> [What to work on]: Copy every record exactly as it appears in the data below.
>>
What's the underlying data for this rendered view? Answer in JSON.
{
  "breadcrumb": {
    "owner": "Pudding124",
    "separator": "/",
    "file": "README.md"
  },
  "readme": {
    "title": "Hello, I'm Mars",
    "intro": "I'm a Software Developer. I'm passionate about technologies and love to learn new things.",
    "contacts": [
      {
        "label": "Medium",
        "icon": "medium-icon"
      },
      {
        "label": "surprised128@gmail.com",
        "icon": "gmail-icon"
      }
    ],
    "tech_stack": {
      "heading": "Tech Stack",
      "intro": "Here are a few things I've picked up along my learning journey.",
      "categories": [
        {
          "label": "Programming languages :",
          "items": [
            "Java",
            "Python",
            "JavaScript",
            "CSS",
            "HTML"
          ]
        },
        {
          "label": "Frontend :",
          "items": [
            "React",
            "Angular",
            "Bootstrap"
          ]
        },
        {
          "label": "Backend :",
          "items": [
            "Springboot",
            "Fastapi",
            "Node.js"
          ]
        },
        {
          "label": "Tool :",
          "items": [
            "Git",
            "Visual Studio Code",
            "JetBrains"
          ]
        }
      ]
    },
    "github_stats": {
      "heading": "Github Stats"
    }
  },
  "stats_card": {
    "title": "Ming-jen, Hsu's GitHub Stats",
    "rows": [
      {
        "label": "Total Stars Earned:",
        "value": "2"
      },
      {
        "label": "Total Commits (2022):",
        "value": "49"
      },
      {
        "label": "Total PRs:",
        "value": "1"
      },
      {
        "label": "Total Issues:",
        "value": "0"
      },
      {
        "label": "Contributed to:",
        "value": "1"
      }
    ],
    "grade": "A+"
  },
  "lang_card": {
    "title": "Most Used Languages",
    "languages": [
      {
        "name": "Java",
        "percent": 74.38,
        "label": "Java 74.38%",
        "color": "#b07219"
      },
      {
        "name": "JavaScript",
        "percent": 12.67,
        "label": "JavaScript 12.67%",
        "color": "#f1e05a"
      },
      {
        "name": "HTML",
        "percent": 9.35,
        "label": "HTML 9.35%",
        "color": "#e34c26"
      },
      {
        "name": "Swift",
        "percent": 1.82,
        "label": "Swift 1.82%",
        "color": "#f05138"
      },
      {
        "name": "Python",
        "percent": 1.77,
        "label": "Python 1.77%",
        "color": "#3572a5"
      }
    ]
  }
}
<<
> [Written solution]:
What's the underlying data for this rendered view? Answer in JSON.
{
  "breadcrumb": {
    "owner": "Pudding124",
    "separator": "/",
    "file": "README.md"
  },
  "readme": {
    "title": "Hello, I'm Mars",
    "intro": "I'm a Software Developer. I'm passionate about technologies and love to learn new things.",
    "contacts": [
      {
        "label": "Medium",
        "icon": "medium-icon"
      },
      {
        "label": "surprised128@gmail.com",
        "icon": "gmail-icon"
      }
    ],
    "tech_stack": {
      "heading": "Tech Stack",
      "intro": "Here are a few things I've picked up along my learning journey.",
      "categories": [
        {
          "label": "Programming languages :",
          "items": [
            "Java",
            "Python",
            "JavaScript",
            "CSS",
            "HTML"
          ]
        },
        {
          "label": "Frontend :",
          "items": [
            "React",
            "Angular",
            "Bootstrap"
          ]
        },
        {
          "label": "Backend :",
          "items": [
            "Springboot",
            "Fastapi",
            "Node.js"
          ]
        },
        {
          "label": "Tool :",
          "items": [
            "Git",
            "Visual Studio Code",
            "JetBrains"
          ]
        }
      ]
    },
    "github_stats": {
      "heading": "Github Stats"
    }
  },
  "stats_card": {
    "title": "Ming-jen, Hsu's GitHub Stats",
    "rows": [
      {
        "label": "Total Stars Earned:",
        "value": "2"
      },
      {
        "label": "Total Commits (2022):",
        "value": "49"
      },
      {
        "label": "Total PRs:",
        "value": "1"
      },
      {
        "label": "Total Issues:",
        "value": "0"
      },
      {
        "label": "Contributed to:",
        "value": "1"
      }
    ],
    "grade": "A+"
  },
  "lang_card": {
    "title": "Most Used Languages",
    "languages": [
      {
        "name": "Java",
        "percent": 74.38,
        "label": "Java 74.38%",
        "color": "#b07219"
      },
      {
        "name": "JavaScript",
        "percent": 12.67,
        "label": "JavaScript 12.67%",
        "color": "#f1e05a"
      },
      {
        "name": "HTML",
        "percent": 9.35,
        "label": "HTML 9.35%",
        "color": "#e34c26"
      },
      {
        "name": "Swift",
        "percent": 1.82,
        "label": "Swift 1.82%",
        "color": "#f05138"
      },
      {
        "name": "Python",
        "percent": 1.77,
        "label": "Python 1.77%",
        "color": "#3572a5"
      }
    ]
  }
}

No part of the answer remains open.